The Question Burning Through Every Property Owner’s Mind: Can I a.) Just pocket the Actual Cash Value (ACV) payment that the insurer already paid me and not do the work? OR could I b.) just get the work done on the cheap and pocket the rest of the money?
Example & Options: You receive a $1,000,000 estimate from the insurer with $500,000 depreciation and you have a $50,000 deductible. The insurer has provided you with an initial $450,000 Actual Cash Value (ACV) check.
-Pretty much every insured explores this concept as either a curiosity or a business calculation. The short answer, based on present policy language, is that yes, you can just decide to Settle your claim for the ACV Payment or you can do the work on the cheap and pocket the remainder of the ACV money. Here’s why that is probably a BAD IDEA.
A. So, regarding the idea of simply not doing the work at all, you are accepting money that is being paid for a purpose and you are simply not fulfilling your end of the bargain.
Results: You inform the insurer than you don’t need any more money than the ACV payment and you are fine with them closing the claim file.
1. The insurer is overjoyed that they don’t have to come out of pocket any more than the claim ACV payment and they close their file and that is that…for now.
2. The insurer requests a final invoice to confirm work was completed and you are left feeling a bit awkward when you have to tell the insurer that you decided to not complete work and are settling the claim for the ACV total.
Repercussions: Either the insurer learns that you didn’t complete the work when they request a final invoice or another claim occurs and the insurer finds out you didn’t do any work the last time.
1. The insurer could cancel your policy.
2. Your property could be labeled a high-risk property since you did not complete repairs, have damages that could be causing additional risk to the property, and you might therefore be forced to complete the repairs or pay for a high-risk insurance policy (much more expensive than a similar, non-high-risk policy)
3. The insurer could (depending on the policy language) exclude all damages that occur to your property related to the scope that they already paid to fix but which you did not complete repairs on.
a. Example: The roof needed to be replaced and was paid for by insurance. You didn’t replace it. The roof starts leaking and you incur internal damages. Some policies would not pay you for anything at all. Some would pay you for certain internal damages or ancillary coverages but not to repair or replace the roof.
b. Example: The roof needed to be replaced and was paid for by insurance. You didn’t replace it. Another hail storm hits the roof. In essentially every insurance policy, the insurer would not owe you anything to replace the roof.
4. The insurer would not end up releasing any depreciated funds for the loss since you can’t show that the funds are needed. The time limits to collect depreciation would eventually lapse and you would no longer be able to collect the remaining $500,000 to use in the event that you eventually did decide to do the work.

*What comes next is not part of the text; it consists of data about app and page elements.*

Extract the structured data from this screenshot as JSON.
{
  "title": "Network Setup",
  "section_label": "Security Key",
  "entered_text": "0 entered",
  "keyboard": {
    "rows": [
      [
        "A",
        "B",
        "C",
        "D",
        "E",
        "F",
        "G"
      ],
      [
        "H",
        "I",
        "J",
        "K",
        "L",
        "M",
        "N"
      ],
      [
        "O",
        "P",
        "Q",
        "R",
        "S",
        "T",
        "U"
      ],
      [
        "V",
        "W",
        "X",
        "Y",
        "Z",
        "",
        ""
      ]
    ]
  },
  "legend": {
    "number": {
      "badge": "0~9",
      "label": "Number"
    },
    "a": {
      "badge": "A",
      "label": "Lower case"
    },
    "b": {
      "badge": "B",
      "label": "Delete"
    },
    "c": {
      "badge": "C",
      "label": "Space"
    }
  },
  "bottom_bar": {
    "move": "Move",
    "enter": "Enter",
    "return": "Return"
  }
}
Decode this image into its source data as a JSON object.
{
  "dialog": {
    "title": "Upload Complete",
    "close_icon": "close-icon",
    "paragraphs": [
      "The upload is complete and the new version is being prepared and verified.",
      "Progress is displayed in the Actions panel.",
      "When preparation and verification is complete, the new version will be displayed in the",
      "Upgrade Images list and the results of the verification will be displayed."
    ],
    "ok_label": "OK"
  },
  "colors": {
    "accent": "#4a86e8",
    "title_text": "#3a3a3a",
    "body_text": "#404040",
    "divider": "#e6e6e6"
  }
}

B. In the case where you did do the work but for less than what the insurer provided (this would be referring to the ACV payment of $450,000 in our example), that would be ok. You would certainly be within your rights to have the work done cheaply. As long as you have completed all of the repairs that the insurer paid for, you are adhering to policy requirements and any left over ACV funds provided by the insurer would typically be ok to keep (most policies say that you can agree to settle your loss for the ACV funds).

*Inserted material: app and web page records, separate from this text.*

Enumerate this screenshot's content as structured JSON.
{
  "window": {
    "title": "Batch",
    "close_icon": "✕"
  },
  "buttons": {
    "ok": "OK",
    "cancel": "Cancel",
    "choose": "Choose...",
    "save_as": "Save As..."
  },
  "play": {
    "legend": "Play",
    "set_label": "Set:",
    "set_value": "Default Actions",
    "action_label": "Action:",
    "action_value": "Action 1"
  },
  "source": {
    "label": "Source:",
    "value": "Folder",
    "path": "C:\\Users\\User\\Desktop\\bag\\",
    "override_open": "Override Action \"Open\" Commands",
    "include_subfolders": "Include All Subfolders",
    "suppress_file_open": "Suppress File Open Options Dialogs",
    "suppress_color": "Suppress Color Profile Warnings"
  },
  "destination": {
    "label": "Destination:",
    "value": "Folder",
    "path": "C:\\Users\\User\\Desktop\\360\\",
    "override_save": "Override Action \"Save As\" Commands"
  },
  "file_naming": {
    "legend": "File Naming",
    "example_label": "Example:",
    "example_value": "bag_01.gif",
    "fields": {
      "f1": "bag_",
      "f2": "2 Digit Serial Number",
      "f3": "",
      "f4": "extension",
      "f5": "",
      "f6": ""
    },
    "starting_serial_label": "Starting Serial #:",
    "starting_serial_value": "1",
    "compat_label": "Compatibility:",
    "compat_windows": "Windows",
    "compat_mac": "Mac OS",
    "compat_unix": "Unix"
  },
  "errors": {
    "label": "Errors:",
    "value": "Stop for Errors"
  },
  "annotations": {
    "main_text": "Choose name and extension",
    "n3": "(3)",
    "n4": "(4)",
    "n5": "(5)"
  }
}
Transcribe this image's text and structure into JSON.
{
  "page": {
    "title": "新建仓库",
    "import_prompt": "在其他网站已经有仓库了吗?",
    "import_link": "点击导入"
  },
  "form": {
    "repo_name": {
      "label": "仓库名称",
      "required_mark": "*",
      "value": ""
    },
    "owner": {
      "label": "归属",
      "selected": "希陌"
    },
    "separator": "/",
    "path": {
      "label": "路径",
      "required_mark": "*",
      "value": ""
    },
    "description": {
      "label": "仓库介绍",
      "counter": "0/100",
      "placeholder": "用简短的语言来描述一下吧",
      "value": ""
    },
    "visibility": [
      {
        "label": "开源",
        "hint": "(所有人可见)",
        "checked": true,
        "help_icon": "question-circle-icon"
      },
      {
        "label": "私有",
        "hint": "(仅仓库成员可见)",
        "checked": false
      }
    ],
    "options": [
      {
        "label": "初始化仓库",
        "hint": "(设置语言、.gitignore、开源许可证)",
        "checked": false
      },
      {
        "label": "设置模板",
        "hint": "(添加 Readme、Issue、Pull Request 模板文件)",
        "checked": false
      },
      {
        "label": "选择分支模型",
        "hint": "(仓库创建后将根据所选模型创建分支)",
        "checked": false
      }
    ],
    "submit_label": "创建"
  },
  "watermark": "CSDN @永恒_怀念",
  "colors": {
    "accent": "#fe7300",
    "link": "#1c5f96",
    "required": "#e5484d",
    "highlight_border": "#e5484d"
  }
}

1. Your building could have construction issues down the road (You have to ask yourself what kind of contractor does work for well below fair market value prices? Are they actually qualified to perform the work?).
Takeaway: 1. You could settle your insurance loss for the ACV payment, pocket the money and not make the repairs…But you suffer very significant repercussions that could cost you much more money down the road. 2. You could settle your insurance loss for the ACV payment, get the work done on the cheap, and pocket the remainder of the money, and, while you are technically adhering to your policy, please note that insurance policies don’t pay for damages that occur as a result of poor workmanship… and you might just have received subpar workmanship for the what you paid in order to pocket something from the insurance ACV payment.
To learn more about your options in completing work, click here!
-Article written by David Phalen,Executive General Adjuster of Solutia Adjusters.